* PROBLEM DETAILS: Within the data that follows, tally every line containing "JSON". Provide only the tally.

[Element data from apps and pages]
▽

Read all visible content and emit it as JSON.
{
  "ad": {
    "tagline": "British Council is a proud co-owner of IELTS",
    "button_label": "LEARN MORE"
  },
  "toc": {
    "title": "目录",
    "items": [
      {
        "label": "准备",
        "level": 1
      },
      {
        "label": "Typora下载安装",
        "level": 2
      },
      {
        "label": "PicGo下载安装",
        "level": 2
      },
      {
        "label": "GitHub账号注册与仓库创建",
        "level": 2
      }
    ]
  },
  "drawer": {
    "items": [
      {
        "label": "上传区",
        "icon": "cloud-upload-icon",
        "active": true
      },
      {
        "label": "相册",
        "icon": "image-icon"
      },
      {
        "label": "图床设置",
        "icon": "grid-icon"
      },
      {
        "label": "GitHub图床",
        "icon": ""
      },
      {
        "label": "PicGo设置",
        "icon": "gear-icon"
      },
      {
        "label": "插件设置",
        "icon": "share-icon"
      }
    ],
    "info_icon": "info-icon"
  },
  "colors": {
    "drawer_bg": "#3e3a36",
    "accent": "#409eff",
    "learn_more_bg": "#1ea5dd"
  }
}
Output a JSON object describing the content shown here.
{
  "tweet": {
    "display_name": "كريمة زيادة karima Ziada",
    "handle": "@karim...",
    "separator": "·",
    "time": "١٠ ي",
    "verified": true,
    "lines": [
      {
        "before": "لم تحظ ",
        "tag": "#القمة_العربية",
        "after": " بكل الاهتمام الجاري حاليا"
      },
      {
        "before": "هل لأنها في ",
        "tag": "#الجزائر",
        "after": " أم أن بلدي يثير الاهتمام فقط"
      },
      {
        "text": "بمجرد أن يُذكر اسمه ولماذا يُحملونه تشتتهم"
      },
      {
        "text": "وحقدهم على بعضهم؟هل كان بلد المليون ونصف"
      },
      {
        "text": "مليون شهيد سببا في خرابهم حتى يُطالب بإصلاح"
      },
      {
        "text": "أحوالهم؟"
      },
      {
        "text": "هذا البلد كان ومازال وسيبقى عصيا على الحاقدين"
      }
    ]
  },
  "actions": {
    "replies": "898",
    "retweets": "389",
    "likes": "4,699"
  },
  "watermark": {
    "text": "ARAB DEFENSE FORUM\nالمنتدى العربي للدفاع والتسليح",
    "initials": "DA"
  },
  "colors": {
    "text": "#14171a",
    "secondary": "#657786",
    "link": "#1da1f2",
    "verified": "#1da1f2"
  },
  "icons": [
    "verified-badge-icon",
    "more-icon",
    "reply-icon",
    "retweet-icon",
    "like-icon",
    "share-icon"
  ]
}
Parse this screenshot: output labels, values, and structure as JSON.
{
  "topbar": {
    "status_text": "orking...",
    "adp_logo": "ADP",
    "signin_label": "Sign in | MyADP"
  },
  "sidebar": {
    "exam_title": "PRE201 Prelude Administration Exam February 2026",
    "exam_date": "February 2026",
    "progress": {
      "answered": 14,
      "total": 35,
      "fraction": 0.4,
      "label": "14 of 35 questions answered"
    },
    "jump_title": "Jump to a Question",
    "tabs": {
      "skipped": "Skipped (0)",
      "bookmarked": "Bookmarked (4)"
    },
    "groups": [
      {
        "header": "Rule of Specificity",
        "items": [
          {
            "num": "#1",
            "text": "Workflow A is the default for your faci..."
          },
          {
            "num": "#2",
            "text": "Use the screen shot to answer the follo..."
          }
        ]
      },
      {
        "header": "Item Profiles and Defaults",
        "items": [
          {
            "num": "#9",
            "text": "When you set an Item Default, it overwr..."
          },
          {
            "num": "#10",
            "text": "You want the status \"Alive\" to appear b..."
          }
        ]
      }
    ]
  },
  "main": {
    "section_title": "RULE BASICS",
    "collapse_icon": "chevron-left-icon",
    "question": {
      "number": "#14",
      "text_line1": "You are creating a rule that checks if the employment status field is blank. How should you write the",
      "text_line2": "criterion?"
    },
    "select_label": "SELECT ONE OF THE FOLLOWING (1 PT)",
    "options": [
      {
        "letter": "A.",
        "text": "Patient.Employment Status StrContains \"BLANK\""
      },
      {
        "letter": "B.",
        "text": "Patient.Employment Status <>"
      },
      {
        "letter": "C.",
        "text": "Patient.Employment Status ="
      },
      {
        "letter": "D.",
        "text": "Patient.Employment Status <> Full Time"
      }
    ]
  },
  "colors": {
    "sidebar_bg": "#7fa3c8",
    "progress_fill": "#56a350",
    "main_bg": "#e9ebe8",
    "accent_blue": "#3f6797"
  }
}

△
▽

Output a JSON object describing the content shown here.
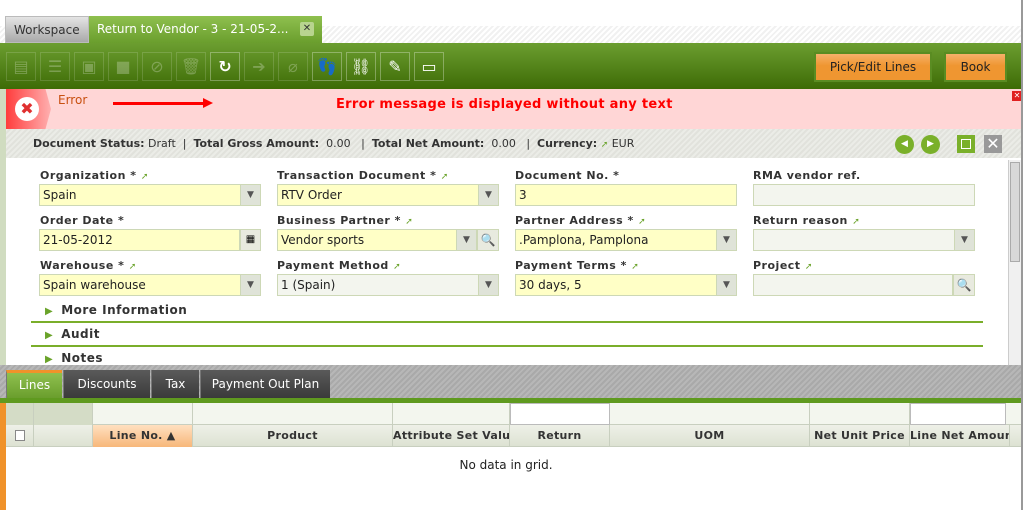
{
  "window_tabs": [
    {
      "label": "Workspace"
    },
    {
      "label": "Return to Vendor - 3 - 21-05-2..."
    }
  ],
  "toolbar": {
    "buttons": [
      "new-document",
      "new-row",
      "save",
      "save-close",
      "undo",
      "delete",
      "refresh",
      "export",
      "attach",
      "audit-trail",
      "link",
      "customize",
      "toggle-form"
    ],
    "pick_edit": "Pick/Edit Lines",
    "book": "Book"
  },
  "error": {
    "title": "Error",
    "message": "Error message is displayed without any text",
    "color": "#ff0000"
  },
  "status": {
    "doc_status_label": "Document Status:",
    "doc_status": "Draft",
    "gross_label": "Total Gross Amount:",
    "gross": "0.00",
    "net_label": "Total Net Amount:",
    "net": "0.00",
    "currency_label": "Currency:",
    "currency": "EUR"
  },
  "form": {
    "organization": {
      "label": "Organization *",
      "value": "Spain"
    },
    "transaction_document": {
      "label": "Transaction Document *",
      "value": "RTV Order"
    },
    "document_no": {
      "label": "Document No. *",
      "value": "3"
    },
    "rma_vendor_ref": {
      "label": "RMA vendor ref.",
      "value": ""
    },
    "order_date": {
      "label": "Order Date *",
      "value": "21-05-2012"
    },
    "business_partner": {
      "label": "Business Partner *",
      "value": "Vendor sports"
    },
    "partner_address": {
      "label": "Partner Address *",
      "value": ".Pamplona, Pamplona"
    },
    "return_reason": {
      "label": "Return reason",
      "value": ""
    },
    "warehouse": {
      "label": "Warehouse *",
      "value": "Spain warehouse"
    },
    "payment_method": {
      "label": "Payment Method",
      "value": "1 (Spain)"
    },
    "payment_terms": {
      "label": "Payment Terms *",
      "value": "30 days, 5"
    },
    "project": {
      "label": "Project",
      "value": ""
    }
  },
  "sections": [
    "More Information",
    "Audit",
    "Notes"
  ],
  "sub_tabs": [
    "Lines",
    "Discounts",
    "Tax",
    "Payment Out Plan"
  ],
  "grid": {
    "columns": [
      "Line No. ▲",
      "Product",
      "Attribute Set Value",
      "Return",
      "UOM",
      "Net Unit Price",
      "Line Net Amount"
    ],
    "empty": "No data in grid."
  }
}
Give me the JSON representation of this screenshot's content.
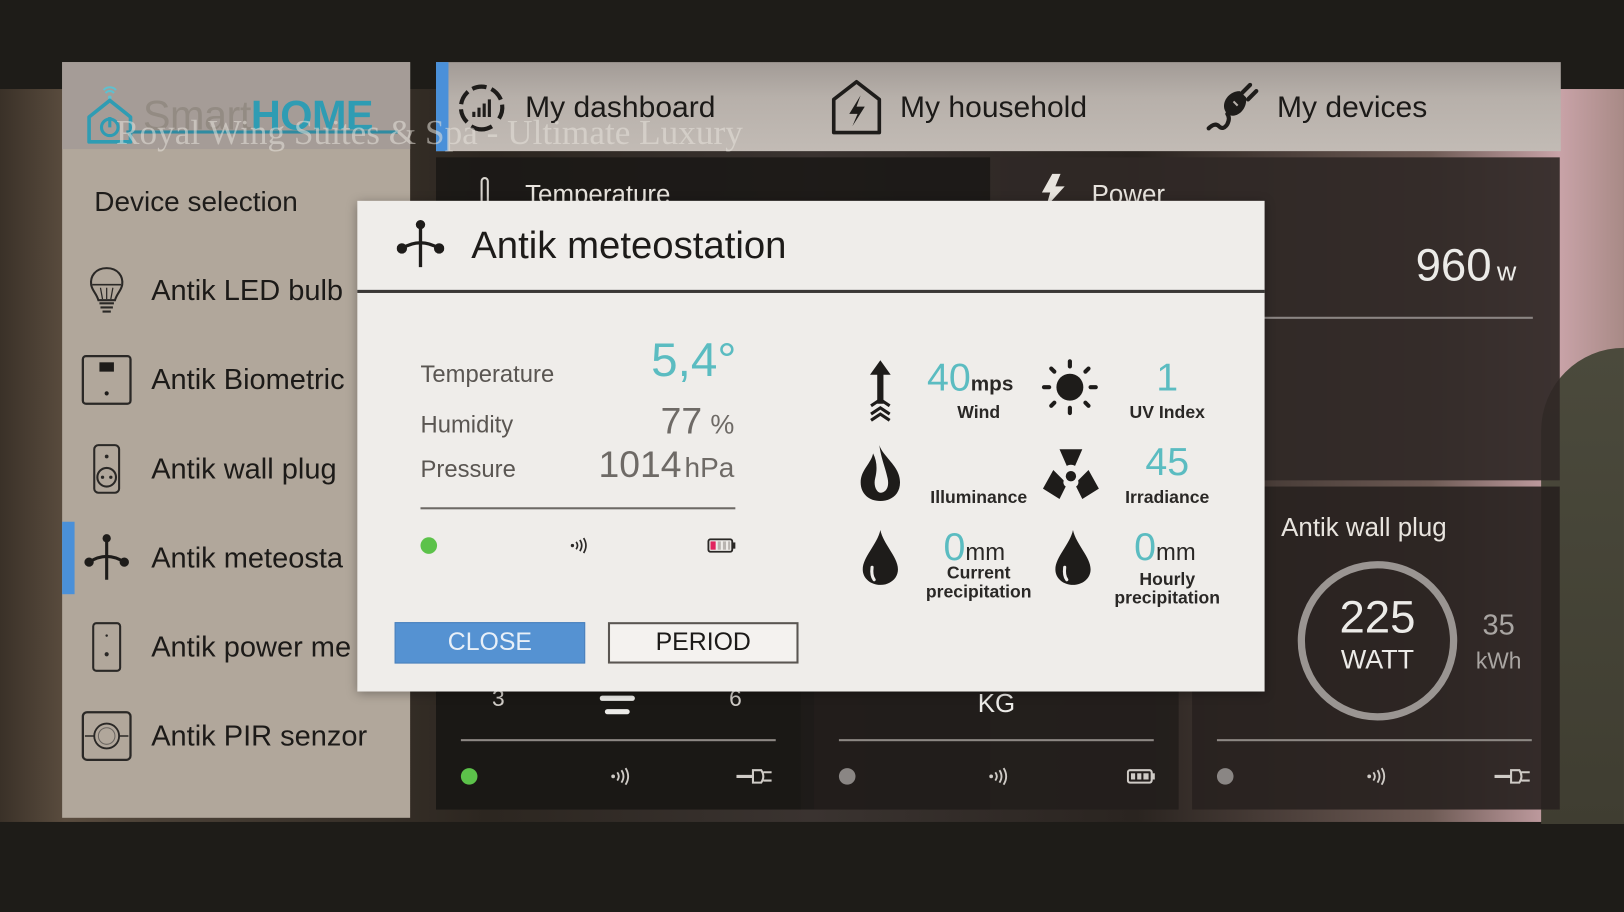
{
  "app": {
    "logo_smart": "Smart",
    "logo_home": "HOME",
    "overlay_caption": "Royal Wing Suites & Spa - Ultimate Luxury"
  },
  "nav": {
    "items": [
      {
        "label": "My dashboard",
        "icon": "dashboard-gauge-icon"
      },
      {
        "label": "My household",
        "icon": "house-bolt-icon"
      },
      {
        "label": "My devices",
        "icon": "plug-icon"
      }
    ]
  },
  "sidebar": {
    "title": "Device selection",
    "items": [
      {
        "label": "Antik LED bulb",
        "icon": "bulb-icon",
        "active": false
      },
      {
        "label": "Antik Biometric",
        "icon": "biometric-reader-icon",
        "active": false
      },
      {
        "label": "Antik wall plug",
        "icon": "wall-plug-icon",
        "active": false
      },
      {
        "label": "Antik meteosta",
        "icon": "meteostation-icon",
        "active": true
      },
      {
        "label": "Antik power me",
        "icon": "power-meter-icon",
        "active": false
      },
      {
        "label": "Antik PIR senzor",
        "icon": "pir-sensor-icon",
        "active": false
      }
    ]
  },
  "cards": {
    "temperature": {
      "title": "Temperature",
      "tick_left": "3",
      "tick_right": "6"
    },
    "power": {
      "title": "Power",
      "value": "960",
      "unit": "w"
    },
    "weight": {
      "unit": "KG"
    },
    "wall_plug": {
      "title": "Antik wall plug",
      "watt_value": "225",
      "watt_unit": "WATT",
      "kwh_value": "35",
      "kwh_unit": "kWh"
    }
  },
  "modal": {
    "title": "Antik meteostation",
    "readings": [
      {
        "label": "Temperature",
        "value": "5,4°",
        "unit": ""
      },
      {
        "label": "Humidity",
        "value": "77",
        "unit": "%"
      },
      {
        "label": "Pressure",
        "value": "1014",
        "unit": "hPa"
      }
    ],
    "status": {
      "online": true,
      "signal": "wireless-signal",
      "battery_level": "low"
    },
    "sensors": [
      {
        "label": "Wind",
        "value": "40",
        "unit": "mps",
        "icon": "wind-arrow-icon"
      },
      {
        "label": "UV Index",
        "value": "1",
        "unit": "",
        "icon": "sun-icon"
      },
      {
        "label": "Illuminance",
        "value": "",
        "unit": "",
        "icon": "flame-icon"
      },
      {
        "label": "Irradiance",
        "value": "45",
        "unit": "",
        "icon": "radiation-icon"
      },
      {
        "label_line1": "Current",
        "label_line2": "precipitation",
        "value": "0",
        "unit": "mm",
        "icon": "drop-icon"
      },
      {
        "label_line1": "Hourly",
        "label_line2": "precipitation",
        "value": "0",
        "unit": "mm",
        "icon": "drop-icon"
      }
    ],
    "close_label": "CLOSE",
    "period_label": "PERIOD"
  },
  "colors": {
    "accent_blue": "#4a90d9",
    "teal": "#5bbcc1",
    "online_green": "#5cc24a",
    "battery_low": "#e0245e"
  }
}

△

* TASK OUTPUT: 5